> **EXERCISE GOAL**: Please tally the lines below that contain the word "outline" and reply with the total alone.

> **MATERIAL TO PROCESS**:
= Beginning of Section =

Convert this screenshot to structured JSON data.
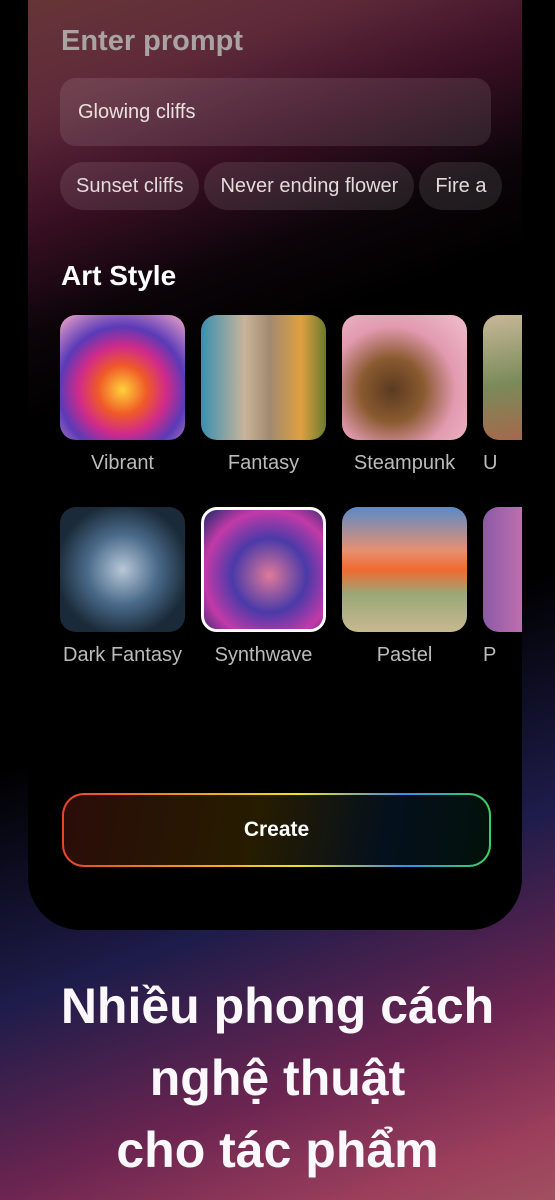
{
  "prompt": {
    "title": "Enter prompt",
    "value": "Glowing cliffs",
    "suggestions": [
      "Sunset cliffs",
      "Never ending flower",
      "Fire a"
    ]
  },
  "art_style": {
    "title": "Art Style",
    "selected": "Synthwave",
    "row1": [
      "Vibrant",
      "Fantasy",
      "Steampunk",
      "U"
    ],
    "row2": [
      "Dark Fantasy",
      "Synthwave",
      "Pastel",
      "P"
    ]
  },
  "create_label": "Create",
  "caption": [
    "Nhiều phong cách",
    "nghệ thuật",
    "cho tác phẩm"
  ]
}
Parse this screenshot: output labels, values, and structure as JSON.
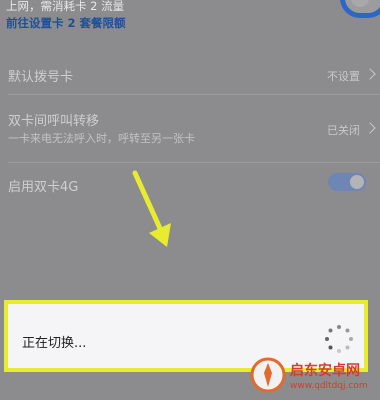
{
  "top": {
    "description": "上网，需消耗卡 2 流量",
    "link": "前往设置卡 2 套餐限额"
  },
  "settings": {
    "default_dial": {
      "label": "默认拨号卡",
      "value": "不设置"
    },
    "call_forward": {
      "label": "双卡间呼叫转移",
      "sub": "一卡来电无法呼入时，呼转至另一张卡",
      "value": "已关闭"
    },
    "dual_4g": {
      "label": "启用双卡4G",
      "enabled": true
    }
  },
  "dialog": {
    "message": "正在切换..."
  },
  "watermark": {
    "title": "启东安卓网",
    "url": "www.qdltdqj.com"
  }
}
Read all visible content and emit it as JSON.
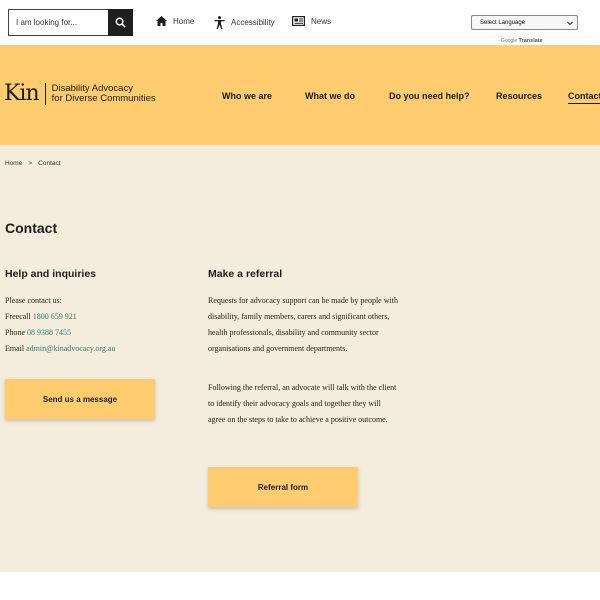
{
  "search": {
    "placeholder": "I am looking for..."
  },
  "utility_links": [
    {
      "label": "Home",
      "icon": "home-icon"
    },
    {
      "label": "Accessibility",
      "icon": "accessibility-icon"
    },
    {
      "label": "News",
      "icon": "news-icon"
    }
  ],
  "language": {
    "selected": "Select Language",
    "powered_by": "Google",
    "translate": "Translate"
  },
  "logo": {
    "mark": "Kin",
    "line1": "Disability Advocacy",
    "line2": "for Diverse Communities"
  },
  "nav": [
    {
      "label": "Who we are"
    },
    {
      "label": "What we do"
    },
    {
      "label": "Do you need help?"
    },
    {
      "label": "Resources"
    },
    {
      "label": "Contact"
    }
  ],
  "breadcrumb": {
    "home": "Home",
    "separator": ">",
    "current": "Contact"
  },
  "page_title": "Contact",
  "help": {
    "heading": "Help and inquiries",
    "intro": "Please contact us:",
    "freecall_label": "Freecall",
    "freecall": "1800 659 921",
    "phone_label": "Phone",
    "phone": "08 9388 7455",
    "email_label": "Email",
    "email": "admin@kinadvocacy.org.au",
    "button": "Send us a message"
  },
  "referral": {
    "heading": "Make a referral",
    "para1": "Requests for advocacy support can be made by people with disability, family members, carers and significant others, health professionals, disability and community sector organisations and government departments.",
    "para2": "Following the referral, an advocate will talk with the client to identify their advocacy goals and together they will agree on the steps to take to achieve a positive outcome.",
    "button": "Referral form"
  },
  "colors": {
    "accent": "#ffcc70",
    "background": "#f4ecdd",
    "link": "#2a7d74",
    "text": "#1c1c1c"
  }
}
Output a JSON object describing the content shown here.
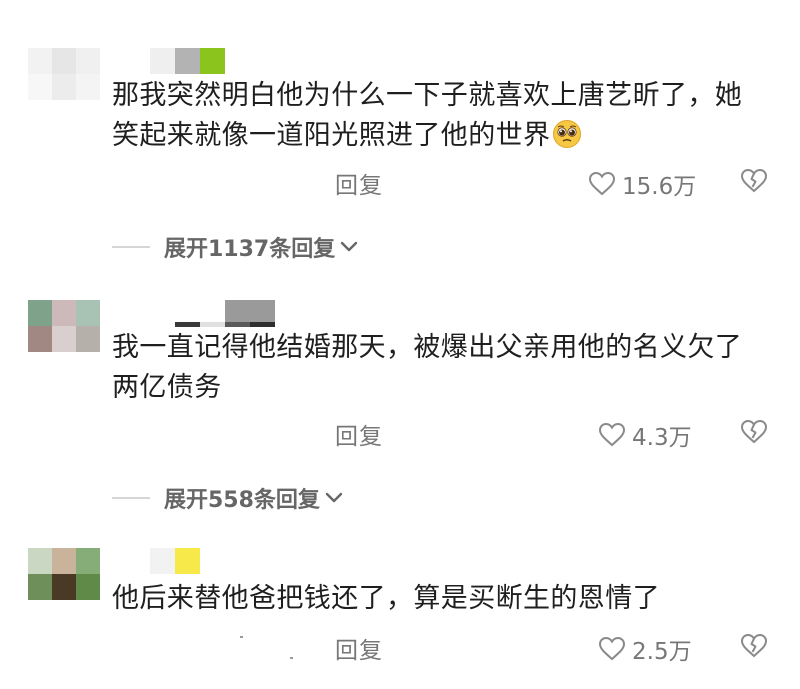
{
  "comments": [
    {
      "text_line1": "那我突然明白他为什么一下子就喜欢上唐艺昕了，她",
      "text_line2": "笑起来就像一道阳光照进了他的世界",
      "emoji_icon": "pleading-face-emoji",
      "reply_label": "回复",
      "likes": "15.6万",
      "expand_label": "展开1137条回复",
      "avatar_colors": [
        "#f2f2f2",
        "#e6e6e6",
        "#f0f0f0",
        "#f7f7f7",
        "#ececec",
        "#f4f4f4"
      ],
      "name_colors": [
        "#efefef",
        "#b3b3b3",
        "#8ac41c"
      ]
    },
    {
      "text_line1": "我一直记得他结婚那天，被爆出父亲用他的名义欠了",
      "text_line2": "两亿债务",
      "reply_label": "回复",
      "likes": "4.3万",
      "expand_label": "展开558条回复",
      "avatar_colors": [
        "#7ea28a",
        "#cdb9ba",
        "#a8c3b4",
        "#a18882",
        "#d9cfcf",
        "#b6b0aa"
      ],
      "name_colors": [
        "#ffffff",
        "#9a9a9a",
        "#3a3a3a",
        "#5a5a5a"
      ]
    },
    {
      "text_line1": "他后来替他爸把钱还了，算是买断生的恩情了",
      "reply_label": "回复",
      "likes": "2.5万",
      "avatar_colors": [
        "#c9d7c3",
        "#c9b39a",
        "#86ad78",
        "#6e8f59",
        "#4a3a25",
        "#5f8a48"
      ],
      "name_colors": [
        "#f2f2f2",
        "#f7e94a"
      ]
    }
  ],
  "colors": {
    "text": "#1f1f1f",
    "meta": "#777777",
    "expand": "#666666",
    "divider": "#d6d6d6"
  },
  "icons": {
    "like": "heart-outline-icon",
    "dislike": "broken-heart-outline-icon",
    "expand": "chevron-down-icon"
  }
}
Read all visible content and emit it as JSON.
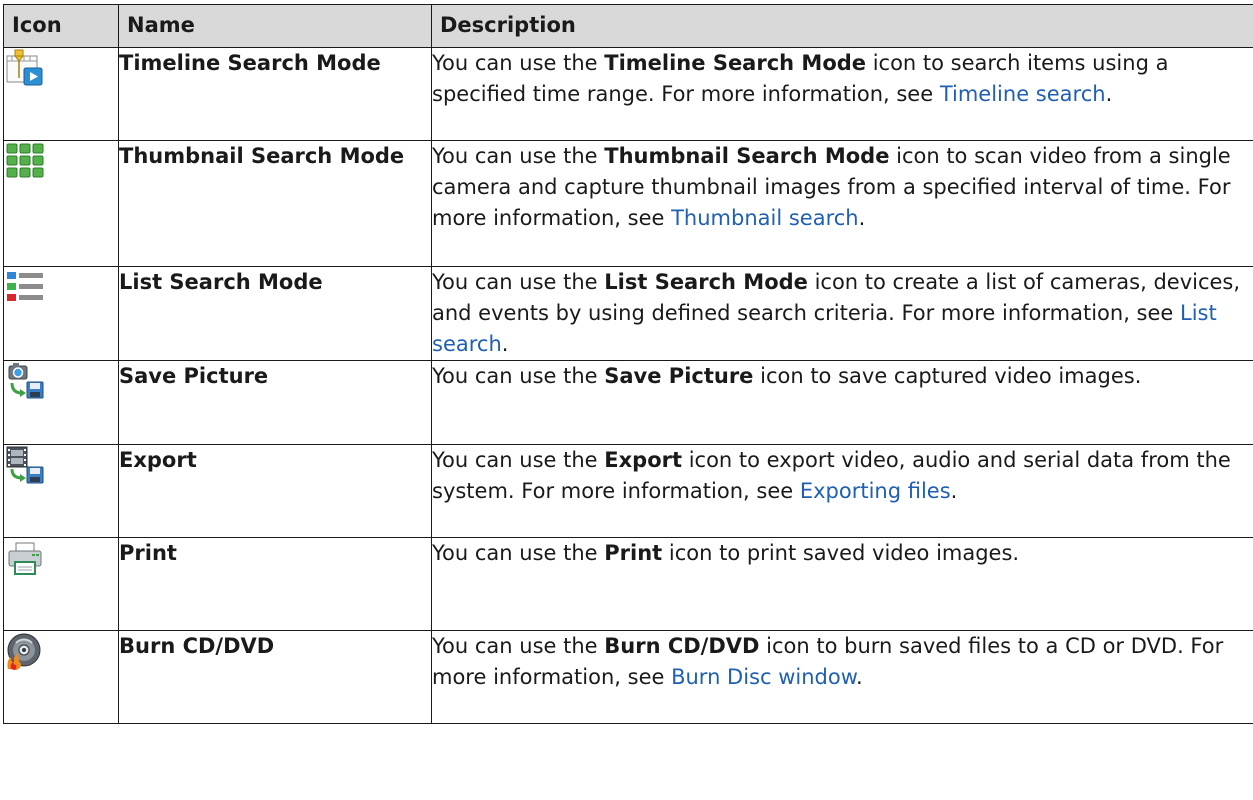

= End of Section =

> **RESULT**: 2